I am confused between the two terms " probability generating function" and "moment generating function." How do those terms differ?

  • $\begingroup$ Informally, one can think PGF as a power series that encodes the probability masses as its coefficient. MGF does the same except for the moments. $\endgroup$
    – Bihu Duo
    Commented Apr 27, 2021 at 21:25

2 Answers 2


The probability generating function is usually used for (nonnegative) integer valued random variables, but is really only a repackaging of the moment generating function. So the two contains the same information.

Let $X$ be a non-negative random variable. Then (see https://en.wikipedia.org/wiki/Probability-generating_function) the probability generating function is defined as $$ \DeclareMathOperator{\P}{\mathbb{P}} \DeclareMathOperator{\E}{\mathbb{E}} G(z) = \E z^X $$ and the moment generating function is $$ M_X(t) = \E e^{t X} $$ Now define $\log z=t$ so that $e^t=z$. Then $$ G(z)=\E z^X = \E (e^t)^X = \E e^{t X} =M_X(t)=M_X(\log z) $$ So, to conclude, the relationship is simple: $$ G(z) = M_X(\log z) $$
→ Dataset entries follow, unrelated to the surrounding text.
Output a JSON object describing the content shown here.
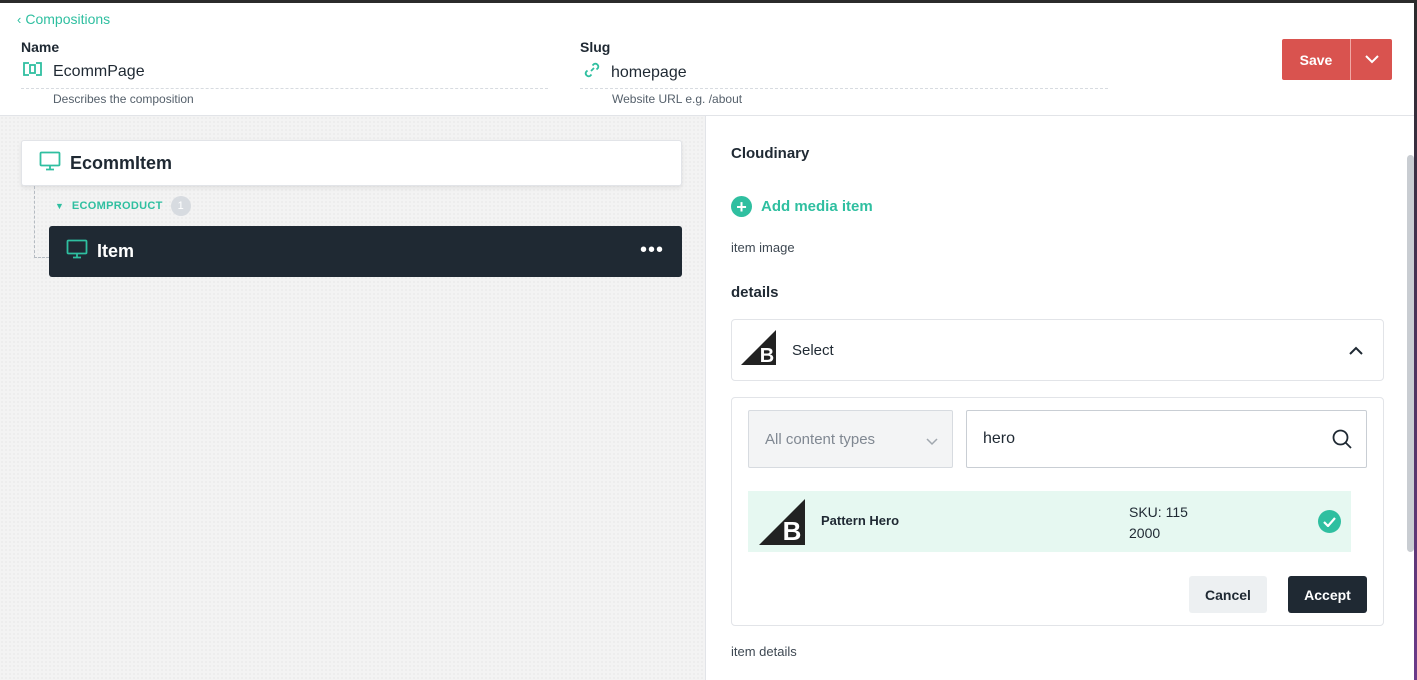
{
  "header": {
    "back_label": "Compositions",
    "name_label": "Name",
    "name_value": "EcommPage",
    "name_help": "Describes the composition",
    "slug_label": "Slug",
    "slug_value": "homepage",
    "slug_help": "Website URL e.g. /about",
    "save_label": "Save"
  },
  "tree": {
    "root_title": "EcommItem",
    "slot_name": "ECOMPRODUCT",
    "slot_count": "1",
    "item_title": "Item"
  },
  "panel": {
    "cloudinary_title": "Cloudinary",
    "add_media_label": "Add media item",
    "item_image_caption": "item image",
    "details_title": "details",
    "select_label": "Select",
    "type_select_value": "All content types",
    "search_value": "hero",
    "result": {
      "name": "Pattern Hero",
      "sku": "SKU: 115 2000",
      "selected": true
    },
    "cancel_label": "Cancel",
    "accept_label": "Accept",
    "item_details_caption": "item details"
  },
  "colors": {
    "accent": "#2fbfa0",
    "save": "#d9534f",
    "dark": "#1f2933",
    "selected_row": "#e6f8f1"
  },
  "icons": {
    "composition": "composition-icon",
    "slug": "link-icon",
    "component": "monitor-icon",
    "brand": "bigcommerce-logo-icon",
    "search": "search-icon",
    "check": "check-circle-icon"
  }
}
@Carl writes in a comment about this my formula " ... which is true, except when it is false" so I need to have some comments. Of course, the equality $ G(z) = M_X(\log z)$ assumes that both are defined, and a domain for the variable $z$ need be given. I thought the post was clear enough without that formalities, but yes, sometimes I am too informal. But there is another point: yes, the probability generating function is mostly used for (nonnegative argument) probability mass functions, wherefrom the name comes. But there is nothing in the definition which assumes this, it can as well be used for any nonnegative random variable! As an example, take the exponential distribution with rate 1, we can calculate $$G(z)=\E z^X=\int_0^\infty z^x e^{-x}\; dx=\dots=\frac1{1-\log z} $$ which could be used for all purposes we do use the moment generating function, and you can check the relationships between the two function are fulfilled. Normally we do not do this, it is probably more practical to use the same definitions with (possibly) negative as well as with nonnegative variables. But it is not forced by the mathematics.

  • 1
    $\begingroup$ (+1) Even though I have a competing answer. $\endgroup$
    – Carl
    Commented Aug 17, 2017 at 0:13
  • 1
    $\begingroup$ (+1) Again. Strange, I guess if I edit, I can vote again. $\endgroup$
    – Carl
    Commented Mar 24, 2018 at 16:04

Let us define both first and then specify the difference.

1) In probability theory and statistics, the moment-generating function (mgf) of a real-valued random variable is an alternative specification of its probability distribution.

2) In probability theory, the probability generating function (pgf) of a discrete random variable is a power series representation (the generating function) of the probability mass function of the random variable.

The mgf can be regarded as a generalization of the pgf. The difference is among other things is that the probability generating function applies to discrete random variables whereas the moment generating function applies to discrete random variables and also to some continuous random variables. For example, both could be applied to the Poisson distribution as it is discrete. Indeed, they yield a result of the same form; $e^{\lambda(z - 1)}$. Only the mgf would apply to a normal distribution and neither the mgf nor the pgf apply to the Cauchy distribution, but for slightly different reasons.


As @kjetilbhalvorsen points out, the pgf applies to non-negative rather than only discrete random variables. Thus, the current Wikipedia entry in probability generating function has a mistake of omission, and should be improved.

  • 1
    $\begingroup$ The pgf and mgf of the Poisson distribution, although closely related (as explained in the answer posted by Kjetil Halvorsen), are definitely not "equal." $\endgroup$
    – whuber
    Commented Aug 14, 2017 at 15:11
  • $\begingroup$ @whuber Agreed, I had the same trouble with Kjetil Halvorsen's answer, namely $G(z) = M_X(\log z)$, which is true, except when it is false. $\endgroup$
    – Carl
    Commented Aug 14, 2017 at 19:37
  • 1
    $\begingroup$ @whuber See my edit to my answer (will post in few minutes) for an answer to this implicit question. $\endgroup$ Commented Aug 16, 2017 at 21:49

Your Answer

By clicking “Post Your Answer”, you agree to our terms of service and acknowledge you have read our privacy policy.

Not the answer you're looking for? Browse other questions tagged or ask your own question.